**DIRECTIONS FOR THIS TASK**
Copy each line of the listing where the word "Paniers" can be found.

**DATA PROVIDED**
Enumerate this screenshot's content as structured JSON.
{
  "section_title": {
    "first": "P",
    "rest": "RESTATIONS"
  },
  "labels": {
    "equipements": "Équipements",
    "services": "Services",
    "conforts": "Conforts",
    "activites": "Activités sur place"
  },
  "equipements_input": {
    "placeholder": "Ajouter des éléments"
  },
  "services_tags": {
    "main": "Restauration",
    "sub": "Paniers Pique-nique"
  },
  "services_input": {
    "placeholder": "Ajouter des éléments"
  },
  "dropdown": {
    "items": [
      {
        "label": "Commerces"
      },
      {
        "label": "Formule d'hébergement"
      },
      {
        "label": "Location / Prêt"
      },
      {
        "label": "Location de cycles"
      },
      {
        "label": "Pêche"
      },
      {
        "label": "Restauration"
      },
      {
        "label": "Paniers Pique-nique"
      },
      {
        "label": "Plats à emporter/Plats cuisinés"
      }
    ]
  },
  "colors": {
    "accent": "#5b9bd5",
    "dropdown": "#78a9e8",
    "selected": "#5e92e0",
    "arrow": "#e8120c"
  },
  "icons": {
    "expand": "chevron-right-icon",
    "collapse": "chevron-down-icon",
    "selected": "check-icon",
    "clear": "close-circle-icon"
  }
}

**YOUR RESPONSE**
    "sub": "Paniers Pique-nique"
        "label": "Paniers Pique-nique"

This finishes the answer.